The experiments were carried out with a Metrohm Autolab VIONIC powered by INTELLO. The VIONIC instrument is equipped with a linear scan generator as standard, allowing the possibility to perform linear sweeps and linear cyclic voltammetries (CVs).

A Metrohm Pt wire was used for the working electrode, and a Metrohm Pt sheet electrode was used for the counter electrode. A Metrohm Ag/AgCl 3mol/L KCl was used for the reference electrode. An Autolab Electrocatalysis RRDE cell was employed and placed inside of a Metrohm Faraday cage.

The INTELLO procedure began by polarizing the working electrode to 0.15 V. After 3 seconds of stabilization time, a linear potentiostatic CV followed. The CV consisted of three scans, starting at 0.15 V, scanning up to the first vertex at 1.35 V, then scanning down to the second vertex at -0.81 V, and finally ending again at 0.15 V. The scan rate was 500 mV/s, and the potential interval was 5 mV, creating a sampling interval of 10 ms.

In Figure 6, the resulting cyclic voltammograms are shown. The data points are shown in a gradient of blue, depending on the scan. Lighter colored data points are from the first scan, medium colored points are from the second scan, and the dark colored points are from the third scan.

Figure 6. The cyclic voltammogram of the linear CV on the Pt electrode in sulfuric acid. The first scan is in light blue, the second scan is in blue, and the third scan is in dark blue.

A discussion of the cyclic voltammogram can be found in the Metrohm Application Note AN-EC-025.

Application Note AN-EC-025

In Figure 7, the time plot of the WE potential in orange and the CE potential in blue is shown.
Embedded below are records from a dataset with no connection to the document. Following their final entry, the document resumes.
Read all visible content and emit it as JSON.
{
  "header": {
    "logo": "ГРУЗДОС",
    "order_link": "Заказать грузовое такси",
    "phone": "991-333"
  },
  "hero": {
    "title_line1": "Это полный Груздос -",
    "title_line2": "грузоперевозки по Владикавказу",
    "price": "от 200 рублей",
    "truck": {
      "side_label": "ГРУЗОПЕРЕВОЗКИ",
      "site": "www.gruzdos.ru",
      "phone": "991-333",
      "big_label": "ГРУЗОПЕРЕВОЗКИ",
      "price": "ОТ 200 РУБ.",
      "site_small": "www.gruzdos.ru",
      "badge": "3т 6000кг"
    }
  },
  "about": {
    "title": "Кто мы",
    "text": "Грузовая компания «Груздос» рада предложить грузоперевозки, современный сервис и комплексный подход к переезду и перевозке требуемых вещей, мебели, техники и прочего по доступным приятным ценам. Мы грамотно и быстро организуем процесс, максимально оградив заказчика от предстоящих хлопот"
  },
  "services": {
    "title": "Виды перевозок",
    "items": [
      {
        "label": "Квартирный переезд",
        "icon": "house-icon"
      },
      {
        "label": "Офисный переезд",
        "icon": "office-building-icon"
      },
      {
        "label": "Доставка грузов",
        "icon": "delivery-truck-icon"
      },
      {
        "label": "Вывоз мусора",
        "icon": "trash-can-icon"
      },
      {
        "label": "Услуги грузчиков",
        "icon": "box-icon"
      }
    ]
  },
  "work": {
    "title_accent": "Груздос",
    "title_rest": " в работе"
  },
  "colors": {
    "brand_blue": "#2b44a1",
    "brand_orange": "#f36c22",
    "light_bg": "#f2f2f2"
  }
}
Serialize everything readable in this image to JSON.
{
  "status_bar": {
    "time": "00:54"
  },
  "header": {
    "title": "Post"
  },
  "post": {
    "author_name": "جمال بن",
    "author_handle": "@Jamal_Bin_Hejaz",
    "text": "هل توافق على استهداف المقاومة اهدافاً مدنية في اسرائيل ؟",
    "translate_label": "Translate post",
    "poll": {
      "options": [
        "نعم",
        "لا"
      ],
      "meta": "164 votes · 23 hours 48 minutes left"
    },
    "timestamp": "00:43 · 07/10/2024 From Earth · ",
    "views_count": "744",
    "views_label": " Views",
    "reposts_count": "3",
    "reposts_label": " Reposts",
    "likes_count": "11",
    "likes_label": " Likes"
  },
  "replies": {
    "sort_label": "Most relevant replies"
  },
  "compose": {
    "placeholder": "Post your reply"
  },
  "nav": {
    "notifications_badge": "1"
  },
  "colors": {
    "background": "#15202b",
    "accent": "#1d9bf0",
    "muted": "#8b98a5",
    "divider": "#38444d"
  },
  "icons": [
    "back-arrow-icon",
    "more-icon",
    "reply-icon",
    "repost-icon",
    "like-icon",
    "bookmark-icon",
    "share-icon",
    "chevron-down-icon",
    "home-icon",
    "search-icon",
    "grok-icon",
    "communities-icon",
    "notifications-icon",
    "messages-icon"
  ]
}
Light colors (left) correspond to the first scan, intermediate colors are from the second scan, and dark colors (right) are from the third scan.

Figure 7. Time plot of the WE potential (orange) and the CE potential (blue). Light color gradients (left) are from the first scan, intermediate color gradients are from the second scan, and dark color gradients (right) come from the third scan.

Figure 7 shows that the potential at the counter electrode (blue) reaches values higher than 0.6 V, but this is not sufficient enough to facilitate a substantial Pt dissolution.

In this Application Note, the capabilities of VIONIC powered by INTELLO in measuring the potential at the counter electrode together with the potential at the working electrode, were demonstrated by studying platinum oxidation in acidic media.

  1. L. Xing et al., Electrocatalysis (2014)5:96–112
Author

Metrohm AG

Ionenstrasse
9100 Herisau

Contact